Being able to romp and play and then cuddle up with a big furry companion is a joy that large dog owners know to be one of the best. What do you love most about living with your big dog? Let us know in the comments!
The Labrador Retriever is well known for its affectionate and sociable nature. They are famous for their affection for their owners, devotion, and energetic nature, making them one of the best-liked dog breeds in the world. Some other breeds that are considered to be very affectionate include Golden Retrievers, Bernese Mountain Dogs, and Redbone Coonhounds.
The most affectionate dog breeds include the Labrador Retriever, Poodle, Beagle, Brussels Griffon, and Chihuahua. These breeds are famous for their loyalty to owners and for being loving and playful.
Some large breeds that are easiest to own include Golden Retrievers, Standard Poodles, and Bernese Mountain Dogs. These breeds are renowned for their trainability, versatility, and friendly, laid-back personalities. Regardless of the breed, it is crucial to remember that keeping a large dog entails providing for their care, training, and exercise requirements.
It is difficult to choose the most loyal breed. But some breeds reputed for being obedient and devoted to their owners are the Golden Retriever and German Shepherd. But because each dog is entirely different, their training, socialization, and relationship with their owner can all have an impact on how loyal they are.
Labrador Retriever, Irish Setter, Bulldog, and Boxer are a few dog breeds that are usually regarded as being nice with families and kids. It’s crucial to remember that a dog’s safety also depends on its behavior and training, so it’s always best to get to know a dog before bringing it home to make sure it’s a good fit for your family.
It is important to note that each dog breed has unique strengths and skills, making it difficult to pick out one breed as being the greatest for protection. On the other hand, some breeds, such as the Bullmastiff, Rottweiler, Doberman Pinscher, and German Shepherd, are renowned for their innate protective qualities.
German Shepherds, Poodles, and Border Collies are the best breeds of canine intellect. However, it’s important to keep in mind that intelligence may be assessed in various ways, and some breeds may perform better than others at particular jobs or skills.

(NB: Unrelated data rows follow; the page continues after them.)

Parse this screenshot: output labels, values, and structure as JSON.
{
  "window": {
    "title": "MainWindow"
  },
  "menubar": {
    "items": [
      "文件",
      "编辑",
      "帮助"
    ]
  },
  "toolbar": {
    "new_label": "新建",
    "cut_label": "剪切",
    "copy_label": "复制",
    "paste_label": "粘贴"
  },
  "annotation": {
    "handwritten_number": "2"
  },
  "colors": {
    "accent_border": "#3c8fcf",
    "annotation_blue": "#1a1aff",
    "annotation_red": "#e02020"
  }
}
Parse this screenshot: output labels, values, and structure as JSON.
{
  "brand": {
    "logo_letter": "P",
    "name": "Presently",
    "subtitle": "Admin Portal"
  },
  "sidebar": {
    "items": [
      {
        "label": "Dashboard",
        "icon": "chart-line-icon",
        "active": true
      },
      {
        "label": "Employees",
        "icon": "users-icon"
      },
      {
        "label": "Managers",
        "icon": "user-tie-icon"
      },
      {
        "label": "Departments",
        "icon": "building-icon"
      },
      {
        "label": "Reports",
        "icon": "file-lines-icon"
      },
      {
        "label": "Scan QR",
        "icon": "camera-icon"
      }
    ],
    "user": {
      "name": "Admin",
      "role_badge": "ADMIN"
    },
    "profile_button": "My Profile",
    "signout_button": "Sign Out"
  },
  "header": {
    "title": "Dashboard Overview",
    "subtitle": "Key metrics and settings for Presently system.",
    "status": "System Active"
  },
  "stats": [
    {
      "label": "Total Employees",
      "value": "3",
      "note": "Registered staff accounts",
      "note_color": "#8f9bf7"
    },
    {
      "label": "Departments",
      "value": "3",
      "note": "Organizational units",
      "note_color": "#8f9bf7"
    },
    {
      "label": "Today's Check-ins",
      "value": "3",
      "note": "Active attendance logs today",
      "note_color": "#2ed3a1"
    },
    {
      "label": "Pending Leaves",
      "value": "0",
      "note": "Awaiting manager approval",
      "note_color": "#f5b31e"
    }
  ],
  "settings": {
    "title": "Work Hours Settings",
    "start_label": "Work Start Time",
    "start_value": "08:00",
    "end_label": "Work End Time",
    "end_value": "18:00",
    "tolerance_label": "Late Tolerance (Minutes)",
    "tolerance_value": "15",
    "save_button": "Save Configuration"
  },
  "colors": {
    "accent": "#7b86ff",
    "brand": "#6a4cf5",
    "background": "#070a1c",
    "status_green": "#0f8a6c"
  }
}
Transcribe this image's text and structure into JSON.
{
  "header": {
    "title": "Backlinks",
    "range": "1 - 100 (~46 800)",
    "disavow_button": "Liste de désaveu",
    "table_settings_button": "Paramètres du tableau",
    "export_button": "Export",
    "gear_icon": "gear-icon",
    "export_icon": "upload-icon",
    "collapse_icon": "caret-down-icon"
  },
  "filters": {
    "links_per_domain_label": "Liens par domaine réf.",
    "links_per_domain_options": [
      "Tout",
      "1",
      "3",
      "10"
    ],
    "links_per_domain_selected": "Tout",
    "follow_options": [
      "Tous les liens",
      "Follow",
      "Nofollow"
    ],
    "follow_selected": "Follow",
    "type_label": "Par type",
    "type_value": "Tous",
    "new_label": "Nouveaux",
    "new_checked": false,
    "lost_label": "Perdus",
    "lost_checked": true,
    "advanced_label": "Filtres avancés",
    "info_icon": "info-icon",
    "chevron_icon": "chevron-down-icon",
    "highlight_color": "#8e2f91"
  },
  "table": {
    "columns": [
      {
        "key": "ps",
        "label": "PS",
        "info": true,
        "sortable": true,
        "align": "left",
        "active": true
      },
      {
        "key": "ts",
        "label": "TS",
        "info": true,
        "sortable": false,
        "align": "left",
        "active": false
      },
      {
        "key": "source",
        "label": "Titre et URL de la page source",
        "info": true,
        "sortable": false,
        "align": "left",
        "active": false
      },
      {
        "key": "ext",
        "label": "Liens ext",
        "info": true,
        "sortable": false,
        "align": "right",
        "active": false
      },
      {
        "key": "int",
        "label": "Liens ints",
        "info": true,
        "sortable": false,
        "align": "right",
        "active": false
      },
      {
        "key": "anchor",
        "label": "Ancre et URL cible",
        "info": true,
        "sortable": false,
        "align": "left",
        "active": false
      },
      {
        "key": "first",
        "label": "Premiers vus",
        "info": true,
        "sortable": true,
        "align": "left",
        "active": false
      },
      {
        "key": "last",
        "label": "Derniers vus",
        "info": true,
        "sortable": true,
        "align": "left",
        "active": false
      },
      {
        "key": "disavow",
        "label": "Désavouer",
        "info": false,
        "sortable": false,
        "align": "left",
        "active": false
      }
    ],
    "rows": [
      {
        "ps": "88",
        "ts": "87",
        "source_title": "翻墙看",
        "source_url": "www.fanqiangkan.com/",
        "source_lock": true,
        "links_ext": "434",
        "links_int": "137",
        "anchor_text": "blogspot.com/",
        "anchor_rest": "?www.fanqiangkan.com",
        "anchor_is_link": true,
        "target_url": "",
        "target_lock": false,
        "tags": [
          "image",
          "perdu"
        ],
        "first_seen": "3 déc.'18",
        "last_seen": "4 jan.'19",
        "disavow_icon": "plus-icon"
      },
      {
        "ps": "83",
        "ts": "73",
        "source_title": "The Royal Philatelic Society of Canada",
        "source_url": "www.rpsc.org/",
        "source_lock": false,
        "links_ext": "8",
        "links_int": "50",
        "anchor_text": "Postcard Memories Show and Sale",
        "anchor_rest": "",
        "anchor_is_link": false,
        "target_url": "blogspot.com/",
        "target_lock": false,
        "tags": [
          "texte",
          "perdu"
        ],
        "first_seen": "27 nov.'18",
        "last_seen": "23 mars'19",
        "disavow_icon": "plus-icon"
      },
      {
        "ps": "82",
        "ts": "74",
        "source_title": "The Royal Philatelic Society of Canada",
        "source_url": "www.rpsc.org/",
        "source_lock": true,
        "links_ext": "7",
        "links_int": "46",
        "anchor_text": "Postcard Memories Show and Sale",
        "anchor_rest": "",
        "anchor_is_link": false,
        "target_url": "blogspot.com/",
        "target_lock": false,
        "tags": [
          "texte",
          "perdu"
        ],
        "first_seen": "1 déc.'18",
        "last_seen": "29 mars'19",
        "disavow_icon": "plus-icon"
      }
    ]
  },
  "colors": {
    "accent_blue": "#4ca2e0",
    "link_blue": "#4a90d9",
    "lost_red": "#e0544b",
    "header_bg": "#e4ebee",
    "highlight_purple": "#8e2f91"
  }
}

Forrest is a lover of dogs, the wild outdoors, deep mysterious conversations… and coffee. He is the owner of several websites, including Canine Weekly. He resides in Austin, Texas.